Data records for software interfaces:
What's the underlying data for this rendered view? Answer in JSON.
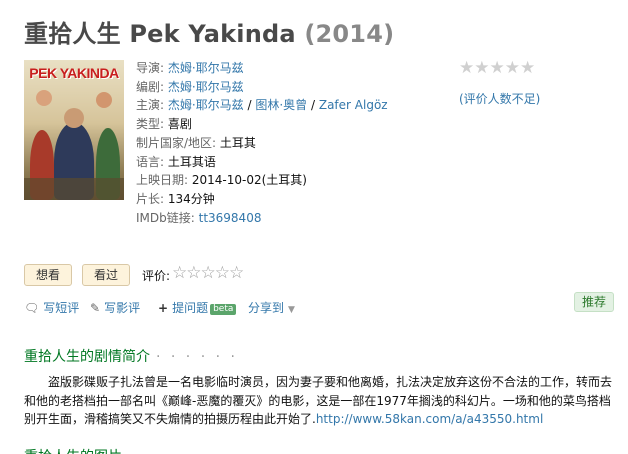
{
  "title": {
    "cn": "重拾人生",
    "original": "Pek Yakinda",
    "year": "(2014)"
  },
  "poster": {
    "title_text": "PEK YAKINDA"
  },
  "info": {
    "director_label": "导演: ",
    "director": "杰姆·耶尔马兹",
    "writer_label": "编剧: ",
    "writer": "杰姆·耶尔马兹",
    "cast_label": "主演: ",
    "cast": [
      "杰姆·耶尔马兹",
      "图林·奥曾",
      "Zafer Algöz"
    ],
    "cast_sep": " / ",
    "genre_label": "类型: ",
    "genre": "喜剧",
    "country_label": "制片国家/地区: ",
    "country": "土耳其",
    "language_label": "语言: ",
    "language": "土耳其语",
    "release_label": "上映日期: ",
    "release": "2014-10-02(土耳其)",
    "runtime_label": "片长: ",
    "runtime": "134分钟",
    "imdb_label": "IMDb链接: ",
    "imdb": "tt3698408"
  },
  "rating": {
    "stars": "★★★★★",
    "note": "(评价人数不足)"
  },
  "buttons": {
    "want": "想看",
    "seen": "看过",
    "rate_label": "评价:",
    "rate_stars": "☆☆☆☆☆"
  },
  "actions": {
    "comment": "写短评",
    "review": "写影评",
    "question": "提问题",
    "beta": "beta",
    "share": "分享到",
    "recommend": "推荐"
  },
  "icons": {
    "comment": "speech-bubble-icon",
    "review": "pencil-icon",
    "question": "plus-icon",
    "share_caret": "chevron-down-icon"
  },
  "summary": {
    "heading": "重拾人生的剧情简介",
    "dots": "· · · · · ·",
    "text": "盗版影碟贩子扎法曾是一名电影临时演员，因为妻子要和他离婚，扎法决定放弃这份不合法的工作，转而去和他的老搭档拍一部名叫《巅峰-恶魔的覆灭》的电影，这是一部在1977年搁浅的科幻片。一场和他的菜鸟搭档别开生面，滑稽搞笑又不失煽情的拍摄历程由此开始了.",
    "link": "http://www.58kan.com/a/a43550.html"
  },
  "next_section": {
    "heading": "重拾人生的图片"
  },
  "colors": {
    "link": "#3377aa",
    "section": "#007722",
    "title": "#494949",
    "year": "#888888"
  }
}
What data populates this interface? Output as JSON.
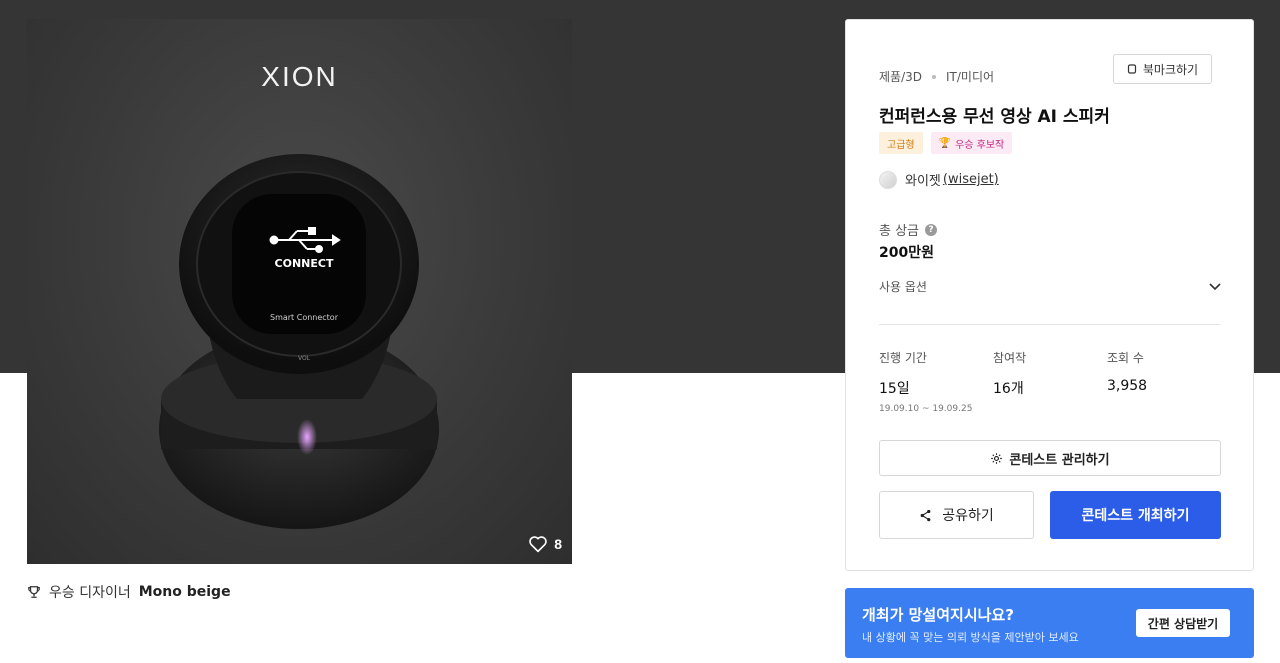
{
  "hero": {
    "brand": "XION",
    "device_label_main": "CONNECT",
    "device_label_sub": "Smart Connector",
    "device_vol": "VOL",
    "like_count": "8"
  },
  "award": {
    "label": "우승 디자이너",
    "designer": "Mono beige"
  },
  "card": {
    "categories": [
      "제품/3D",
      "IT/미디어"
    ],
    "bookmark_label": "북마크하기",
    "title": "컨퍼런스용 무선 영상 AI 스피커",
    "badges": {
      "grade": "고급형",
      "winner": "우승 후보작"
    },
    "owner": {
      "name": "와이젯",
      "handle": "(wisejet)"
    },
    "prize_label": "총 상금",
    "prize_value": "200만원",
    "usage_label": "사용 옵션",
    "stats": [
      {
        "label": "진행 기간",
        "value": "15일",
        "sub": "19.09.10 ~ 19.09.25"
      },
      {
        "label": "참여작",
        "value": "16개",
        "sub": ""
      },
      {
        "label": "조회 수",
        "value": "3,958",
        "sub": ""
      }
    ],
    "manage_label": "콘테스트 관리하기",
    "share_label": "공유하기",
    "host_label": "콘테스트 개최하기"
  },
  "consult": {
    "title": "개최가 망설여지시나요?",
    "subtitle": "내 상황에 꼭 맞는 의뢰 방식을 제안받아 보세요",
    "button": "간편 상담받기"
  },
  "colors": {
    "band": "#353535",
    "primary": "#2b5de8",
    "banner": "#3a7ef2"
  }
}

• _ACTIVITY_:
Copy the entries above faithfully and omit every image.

• _EXERCISE RESULT_:
What's the underlying data for this rendered view? Answer in JSON.
{
  "title": {
    "cn": "重拾人生",
    "original": "Pek Yakinda",
    "year": "(2014)"
  },
  "poster": {
    "title_text": "PEK YAKINDA"
  },
  "info": {
    "director_label": "导演: ",
    "director": "杰姆·耶尔马兹",
    "writer_label": "编剧: ",
    "writer": "杰姆·耶尔马兹",
    "cast_label": "主演: ",
    "cast": [
      "杰姆·耶尔马兹",
      "图林·奥曾",
      "Zafer Algöz"
    ],
    "cast_sep": " / ",
    "genre_label": "类型: ",
    "genre": "喜剧",
    "country_label": "制片国家/地区: ",
    "country": "土耳其",
    "language_label": "语言: ",
    "language": "土耳其语",
    "release_label": "上映日期: ",
    "release": "2014-10-02(土耳其)",
    "runtime_label": "片长: ",
    "runtime": "134分钟",
    "imdb_label": "IMDb链接: ",
    "imdb": "tt3698408"
  },
  "rating": {
    "stars": "★★★★★",
    "note": "(评价人数不足)"
  },
  "buttons": {
    "want": "想看",
    "seen": "看过",
    "rate_label": "评价:",
    "rate_stars": "☆☆☆☆☆"
  },
  "actions": {
    "comment": "写短评",
    "review": "写影评",
    "question": "提问题",
    "beta": "beta",
    "share": "分享到",
    "recommend": "推荐"
  },
  "icons": {
    "comment": "speech-bubble-icon",
    "review": "pencil-icon",
    "question": "plus-icon",
    "share_caret": "chevron-down-icon"
  },
  "summary": {
    "heading": "重拾人生的剧情简介",
    "dots": "· · · · · ·",
    "text": "盗版影碟贩子扎法曾是一名电影临时演员，因为妻子要和他离婚，扎法决定放弃这份不合法的工作，转而去和他的老搭档拍一部名叫《巅峰-恶魔的覆灭》的电影，这是一部在1977年搁浅的科幻片。一场和他的菜鸟搭档别开生面，滑稽搞笑又不失煽情的拍摄历程由此开始了.",
    "link": "http://www.58kan.com/a/a43550.html"
  },
  "next_section": {
    "heading": "重拾人生的图片"
  },
  "colors": {
    "link": "#3377aa",
    "section": "#007722",
    "title": "#494949",
    "year": "#888888"
  }
}
What data populates this interface? Output as JSON.
{
  "hero": {
    "brand": "XION",
    "device_label_main": "CONNECT",
    "device_label_sub": "Smart Connector",
    "device_vol": "VOL",
    "like_count": "8"
  },
  "award": {
    "label": "우승 디자이너",
    "designer": "Mono beige"
  },
  "card": {
    "categories": [
      "제품/3D",
      "IT/미디어"
    ],
    "bookmark_label": "북마크하기",
    "title": "컨퍼런스용 무선 영상 AI 스피커",
    "badges": {
      "grade": "고급형",
      "winner": "우승 후보작"
    },
    "owner": {
      "name": "와이젯",
      "handle": "(wisejet)"
    },
    "prize_label": "총 상금",
    "prize_value": "200만원",
    "usage_label": "사용 옵션",
    "stats": [
      {
        "label": "진행 기간",
        "value": "15일",
        "sub": "19.09.10 ~ 19.09.25"
      },
      {
        "label": "참여작",
        "value": "16개",
        "sub": ""
      },
      {
        "label": "조회 수",
        "value": "3,958",
        "sub": ""
      }
    ],
    "manage_label": "콘테스트 관리하기",
    "share_label": "공유하기",
    "host_label": "콘테스트 개최하기"
  },
  "consult": {
    "title": "개최가 망설여지시나요?",
    "subtitle": "내 상황에 꼭 맞는 의뢰 방식을 제안받아 보세요",
    "button": "간편 상담받기"
  },
  "colors": {
    "band": "#353535",
    "primary": "#2b5de8",
    "banner": "#3a7ef2"
  }
}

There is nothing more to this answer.